i can’t help but think about individual identities. our identities in school were so safe- we were wrapped up in cozy little circles of friends in clearly defined majors or peer groups, or even clubs. we were free to express ourselves, encouraged to become leaders, and able to loudly proclaim what we did or didn’t believe. now we’re on the other side of that line, gingerly stepping across this invisible fence called adulthood and suddenly there is no level playing field- we’ve all taken on new forms of identity and chosen certain things to ascribe to that make us who we are, and there are varying amounts of pride associated with those things, whether they be our salaries, our living situations, our relationship status, our degrees, or our chosen professions. each thing, in turn will mean different things to each of us as the years pass, and various items will be more important at different times to different people. no longer are we gathering in d-hall or scrounging together our meager meals in dorm rooms, sneaking community cigarettes on porches, and chatting in a common area; we’ve grown into a world that makes belongings and status mean something.

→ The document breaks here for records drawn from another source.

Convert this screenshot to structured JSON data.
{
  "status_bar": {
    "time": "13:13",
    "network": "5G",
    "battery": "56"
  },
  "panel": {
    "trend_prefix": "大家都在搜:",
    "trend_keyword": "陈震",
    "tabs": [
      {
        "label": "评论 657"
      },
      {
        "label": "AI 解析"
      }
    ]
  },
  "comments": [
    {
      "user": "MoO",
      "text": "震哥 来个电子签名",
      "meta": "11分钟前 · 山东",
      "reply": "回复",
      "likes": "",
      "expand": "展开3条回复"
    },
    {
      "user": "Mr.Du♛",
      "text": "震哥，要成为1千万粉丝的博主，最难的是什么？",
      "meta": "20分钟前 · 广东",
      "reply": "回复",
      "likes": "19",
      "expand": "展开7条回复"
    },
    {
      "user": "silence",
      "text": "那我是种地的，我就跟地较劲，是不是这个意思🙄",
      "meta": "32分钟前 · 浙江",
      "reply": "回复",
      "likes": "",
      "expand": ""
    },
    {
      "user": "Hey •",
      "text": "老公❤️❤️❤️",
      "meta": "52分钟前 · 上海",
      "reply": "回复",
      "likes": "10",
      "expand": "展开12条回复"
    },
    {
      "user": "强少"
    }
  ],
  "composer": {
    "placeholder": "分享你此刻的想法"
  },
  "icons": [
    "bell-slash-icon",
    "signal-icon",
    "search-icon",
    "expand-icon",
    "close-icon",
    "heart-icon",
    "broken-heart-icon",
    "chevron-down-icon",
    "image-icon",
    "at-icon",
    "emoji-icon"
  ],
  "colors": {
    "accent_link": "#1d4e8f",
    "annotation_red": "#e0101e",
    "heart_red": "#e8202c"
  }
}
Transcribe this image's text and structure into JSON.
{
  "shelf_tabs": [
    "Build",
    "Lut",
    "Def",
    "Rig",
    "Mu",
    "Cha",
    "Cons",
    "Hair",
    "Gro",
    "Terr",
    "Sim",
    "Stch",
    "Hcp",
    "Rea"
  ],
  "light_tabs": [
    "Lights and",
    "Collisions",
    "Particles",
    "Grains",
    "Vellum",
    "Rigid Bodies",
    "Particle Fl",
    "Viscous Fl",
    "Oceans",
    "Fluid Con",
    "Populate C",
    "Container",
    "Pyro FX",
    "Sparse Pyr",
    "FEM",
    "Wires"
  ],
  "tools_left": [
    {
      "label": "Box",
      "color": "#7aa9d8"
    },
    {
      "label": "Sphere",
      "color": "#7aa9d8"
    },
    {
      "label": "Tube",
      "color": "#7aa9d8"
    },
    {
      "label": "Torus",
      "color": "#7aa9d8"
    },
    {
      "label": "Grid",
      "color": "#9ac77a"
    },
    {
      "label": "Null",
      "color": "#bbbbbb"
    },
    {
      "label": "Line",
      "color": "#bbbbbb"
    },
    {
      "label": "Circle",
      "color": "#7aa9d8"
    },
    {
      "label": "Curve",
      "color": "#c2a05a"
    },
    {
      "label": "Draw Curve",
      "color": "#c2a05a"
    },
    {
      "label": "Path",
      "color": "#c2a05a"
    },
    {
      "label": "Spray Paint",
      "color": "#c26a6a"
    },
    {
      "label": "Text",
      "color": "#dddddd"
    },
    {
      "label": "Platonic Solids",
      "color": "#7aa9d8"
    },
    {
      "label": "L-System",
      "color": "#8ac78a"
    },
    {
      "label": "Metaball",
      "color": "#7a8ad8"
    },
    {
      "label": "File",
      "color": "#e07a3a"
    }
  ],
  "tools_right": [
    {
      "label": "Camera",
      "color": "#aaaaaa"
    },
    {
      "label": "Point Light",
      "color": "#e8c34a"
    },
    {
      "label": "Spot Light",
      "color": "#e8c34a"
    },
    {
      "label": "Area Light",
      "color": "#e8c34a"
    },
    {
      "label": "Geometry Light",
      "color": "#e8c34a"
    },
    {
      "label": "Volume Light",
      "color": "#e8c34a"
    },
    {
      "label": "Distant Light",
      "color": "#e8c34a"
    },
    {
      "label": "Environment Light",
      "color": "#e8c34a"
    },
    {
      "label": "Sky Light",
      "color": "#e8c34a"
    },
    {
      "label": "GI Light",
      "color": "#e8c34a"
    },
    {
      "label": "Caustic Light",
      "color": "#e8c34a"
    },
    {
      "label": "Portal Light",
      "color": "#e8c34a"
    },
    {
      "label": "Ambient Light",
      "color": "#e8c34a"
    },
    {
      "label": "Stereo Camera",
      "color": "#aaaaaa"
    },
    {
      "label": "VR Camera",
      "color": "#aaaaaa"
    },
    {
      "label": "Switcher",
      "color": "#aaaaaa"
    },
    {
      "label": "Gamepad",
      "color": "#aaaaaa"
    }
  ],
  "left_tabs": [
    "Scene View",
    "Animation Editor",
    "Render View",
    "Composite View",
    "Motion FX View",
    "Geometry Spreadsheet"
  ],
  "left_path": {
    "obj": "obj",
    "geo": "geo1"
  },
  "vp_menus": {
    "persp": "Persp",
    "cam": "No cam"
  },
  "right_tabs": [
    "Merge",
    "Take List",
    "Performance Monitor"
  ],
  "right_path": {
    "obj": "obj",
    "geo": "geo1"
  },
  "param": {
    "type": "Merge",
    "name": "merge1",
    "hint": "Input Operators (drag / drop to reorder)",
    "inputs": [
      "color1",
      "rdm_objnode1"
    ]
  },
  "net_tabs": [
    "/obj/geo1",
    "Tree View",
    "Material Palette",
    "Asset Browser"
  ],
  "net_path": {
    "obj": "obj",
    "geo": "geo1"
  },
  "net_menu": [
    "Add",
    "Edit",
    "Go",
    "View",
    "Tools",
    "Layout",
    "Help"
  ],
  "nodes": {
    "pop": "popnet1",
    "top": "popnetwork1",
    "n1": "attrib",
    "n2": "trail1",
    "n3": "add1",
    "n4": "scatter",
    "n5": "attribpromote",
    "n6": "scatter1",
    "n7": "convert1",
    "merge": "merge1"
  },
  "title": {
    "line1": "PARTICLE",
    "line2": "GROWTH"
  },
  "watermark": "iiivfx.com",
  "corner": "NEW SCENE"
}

PAUSE:: i can’t stress enough how much these people mean to me, ok now you can continue::

it’s fascinating, really. i can see these things becoming fodder for anxieties and resentments toward one another. my single status sometimes makes me very jealous of people who have someone to call for goodnights. but i’m equally as thankful for my ability to jet off to another country. and i’m realizing that we all feel the same anxieties around the transitions and almost incomprehensible feeling of not knowing what’s around the next corner- we need certain things to hold onto at the corner, some kind of status or pride, and i think it’s important to affirm those things in each other.

some kind of analysis should probably take place around this, and if i were awake enough, i’d refer us back to a developmental stage which analyzes this point in life. but really?

still, sometimes i wonder what it would be like to strip all of those things away again, to become the people inside us that feel insecure and small and absolutely terrified at what this world could hand us, and sit around, smoke, laugh, joke, and just be together.